Task to complete: Every line of the material that mentions the word "stable" should be copied out.

Data under study:
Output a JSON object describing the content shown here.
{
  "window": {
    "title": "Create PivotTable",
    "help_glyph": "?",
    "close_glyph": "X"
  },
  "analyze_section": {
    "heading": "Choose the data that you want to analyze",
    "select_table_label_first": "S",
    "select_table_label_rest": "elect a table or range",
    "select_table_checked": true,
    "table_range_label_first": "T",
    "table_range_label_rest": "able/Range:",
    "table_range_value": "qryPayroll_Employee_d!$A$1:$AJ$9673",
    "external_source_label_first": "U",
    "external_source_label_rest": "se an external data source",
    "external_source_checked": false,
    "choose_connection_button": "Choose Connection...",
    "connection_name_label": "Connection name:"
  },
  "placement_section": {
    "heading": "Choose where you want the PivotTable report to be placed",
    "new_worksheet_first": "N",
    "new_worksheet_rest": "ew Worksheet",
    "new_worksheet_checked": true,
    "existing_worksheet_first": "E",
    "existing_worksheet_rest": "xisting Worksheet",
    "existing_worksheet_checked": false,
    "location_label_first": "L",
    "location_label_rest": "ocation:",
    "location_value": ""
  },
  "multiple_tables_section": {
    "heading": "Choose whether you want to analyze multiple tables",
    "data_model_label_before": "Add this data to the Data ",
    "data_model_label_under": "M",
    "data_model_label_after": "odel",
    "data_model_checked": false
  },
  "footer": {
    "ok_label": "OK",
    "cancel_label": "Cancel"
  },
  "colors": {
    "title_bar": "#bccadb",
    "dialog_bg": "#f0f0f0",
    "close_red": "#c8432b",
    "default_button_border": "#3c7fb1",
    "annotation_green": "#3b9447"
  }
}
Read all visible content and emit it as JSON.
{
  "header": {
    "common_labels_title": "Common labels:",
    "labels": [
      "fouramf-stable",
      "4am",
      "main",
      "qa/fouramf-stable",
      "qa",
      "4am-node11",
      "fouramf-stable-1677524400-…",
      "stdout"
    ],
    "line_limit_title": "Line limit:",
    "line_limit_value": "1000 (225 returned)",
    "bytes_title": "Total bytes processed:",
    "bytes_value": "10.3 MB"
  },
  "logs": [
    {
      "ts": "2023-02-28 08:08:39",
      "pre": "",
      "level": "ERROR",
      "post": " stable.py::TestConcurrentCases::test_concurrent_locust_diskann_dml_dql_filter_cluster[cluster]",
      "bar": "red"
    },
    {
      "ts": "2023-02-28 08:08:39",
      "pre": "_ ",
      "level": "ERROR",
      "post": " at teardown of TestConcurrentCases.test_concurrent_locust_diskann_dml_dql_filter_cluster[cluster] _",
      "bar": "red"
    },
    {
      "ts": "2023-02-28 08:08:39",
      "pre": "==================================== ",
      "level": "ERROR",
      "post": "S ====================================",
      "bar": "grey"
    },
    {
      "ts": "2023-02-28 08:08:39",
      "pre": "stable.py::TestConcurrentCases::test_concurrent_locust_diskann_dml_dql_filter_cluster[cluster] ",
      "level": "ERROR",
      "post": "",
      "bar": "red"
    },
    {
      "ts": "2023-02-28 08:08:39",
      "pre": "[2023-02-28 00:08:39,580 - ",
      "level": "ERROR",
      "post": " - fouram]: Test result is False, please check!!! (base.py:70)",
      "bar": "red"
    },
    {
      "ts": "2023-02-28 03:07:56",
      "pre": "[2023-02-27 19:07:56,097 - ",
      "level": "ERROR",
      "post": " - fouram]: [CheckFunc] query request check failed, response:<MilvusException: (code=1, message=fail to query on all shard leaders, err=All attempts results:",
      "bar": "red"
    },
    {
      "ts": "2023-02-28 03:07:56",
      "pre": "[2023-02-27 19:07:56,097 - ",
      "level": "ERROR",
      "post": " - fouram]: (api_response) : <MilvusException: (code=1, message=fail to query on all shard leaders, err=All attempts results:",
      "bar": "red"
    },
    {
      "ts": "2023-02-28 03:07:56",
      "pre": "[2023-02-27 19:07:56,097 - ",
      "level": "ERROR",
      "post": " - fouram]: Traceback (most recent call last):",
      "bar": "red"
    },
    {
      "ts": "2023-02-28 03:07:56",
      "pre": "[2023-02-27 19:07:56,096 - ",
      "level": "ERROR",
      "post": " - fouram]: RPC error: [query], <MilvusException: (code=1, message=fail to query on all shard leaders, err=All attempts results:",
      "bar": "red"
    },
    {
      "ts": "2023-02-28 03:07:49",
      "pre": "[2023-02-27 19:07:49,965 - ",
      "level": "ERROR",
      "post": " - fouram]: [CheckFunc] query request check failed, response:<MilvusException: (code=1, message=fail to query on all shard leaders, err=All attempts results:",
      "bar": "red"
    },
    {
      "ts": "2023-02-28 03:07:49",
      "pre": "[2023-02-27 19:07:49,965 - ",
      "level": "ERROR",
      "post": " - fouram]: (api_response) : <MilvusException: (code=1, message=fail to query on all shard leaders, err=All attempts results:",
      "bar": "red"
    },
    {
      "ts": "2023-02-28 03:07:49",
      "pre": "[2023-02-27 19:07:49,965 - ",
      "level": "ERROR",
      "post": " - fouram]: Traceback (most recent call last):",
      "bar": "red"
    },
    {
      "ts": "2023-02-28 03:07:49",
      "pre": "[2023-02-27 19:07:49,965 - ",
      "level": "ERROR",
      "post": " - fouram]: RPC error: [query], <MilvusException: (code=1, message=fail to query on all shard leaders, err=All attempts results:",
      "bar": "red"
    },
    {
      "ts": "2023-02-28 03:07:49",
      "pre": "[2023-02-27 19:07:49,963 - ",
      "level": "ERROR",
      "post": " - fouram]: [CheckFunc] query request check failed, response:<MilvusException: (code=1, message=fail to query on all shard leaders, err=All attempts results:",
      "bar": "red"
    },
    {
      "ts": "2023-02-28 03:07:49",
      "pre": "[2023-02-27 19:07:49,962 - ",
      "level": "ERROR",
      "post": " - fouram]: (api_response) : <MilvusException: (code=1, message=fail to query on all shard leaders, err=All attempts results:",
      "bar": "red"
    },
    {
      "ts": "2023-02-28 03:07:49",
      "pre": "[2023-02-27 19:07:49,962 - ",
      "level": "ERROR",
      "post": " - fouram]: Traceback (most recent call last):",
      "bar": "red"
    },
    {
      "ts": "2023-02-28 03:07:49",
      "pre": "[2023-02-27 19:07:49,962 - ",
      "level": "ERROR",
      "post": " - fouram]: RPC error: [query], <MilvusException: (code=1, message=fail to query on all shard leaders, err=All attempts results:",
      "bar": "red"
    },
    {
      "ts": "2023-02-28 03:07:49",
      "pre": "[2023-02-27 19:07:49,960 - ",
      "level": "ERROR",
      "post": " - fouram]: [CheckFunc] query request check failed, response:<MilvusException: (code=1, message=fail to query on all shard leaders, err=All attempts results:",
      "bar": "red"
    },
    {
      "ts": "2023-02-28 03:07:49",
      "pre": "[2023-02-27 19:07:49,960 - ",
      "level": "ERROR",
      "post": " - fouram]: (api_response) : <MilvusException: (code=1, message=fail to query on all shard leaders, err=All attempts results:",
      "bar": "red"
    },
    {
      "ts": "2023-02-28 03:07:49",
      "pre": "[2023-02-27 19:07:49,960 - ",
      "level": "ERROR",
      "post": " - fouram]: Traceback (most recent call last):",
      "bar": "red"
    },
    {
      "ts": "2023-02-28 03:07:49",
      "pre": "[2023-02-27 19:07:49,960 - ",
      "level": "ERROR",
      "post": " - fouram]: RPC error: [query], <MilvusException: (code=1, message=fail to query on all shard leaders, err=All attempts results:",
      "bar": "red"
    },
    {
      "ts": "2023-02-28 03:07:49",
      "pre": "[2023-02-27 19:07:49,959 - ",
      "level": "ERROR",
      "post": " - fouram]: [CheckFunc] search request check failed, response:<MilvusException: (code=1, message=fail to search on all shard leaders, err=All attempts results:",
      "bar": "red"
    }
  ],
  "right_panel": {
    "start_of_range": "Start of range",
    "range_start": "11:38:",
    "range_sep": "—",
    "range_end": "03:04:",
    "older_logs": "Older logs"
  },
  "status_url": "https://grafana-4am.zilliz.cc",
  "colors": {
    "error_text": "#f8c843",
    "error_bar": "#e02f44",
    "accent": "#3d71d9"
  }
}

Solution to the exercise:
      "fouramf-stable",
      "qa/fouramf-stable",
      "fouramf-stable-1677524400-…",
      "post": " stable.py::TestConcurrentCases::test_concurrent_locust_diskann_dml_dql_filter_cluster[cluster]",
      "pre": "stable.py::TestConcurrentCases::test_concurrent_locust_diskann_dml_dql_filter_cluster[cluster] ",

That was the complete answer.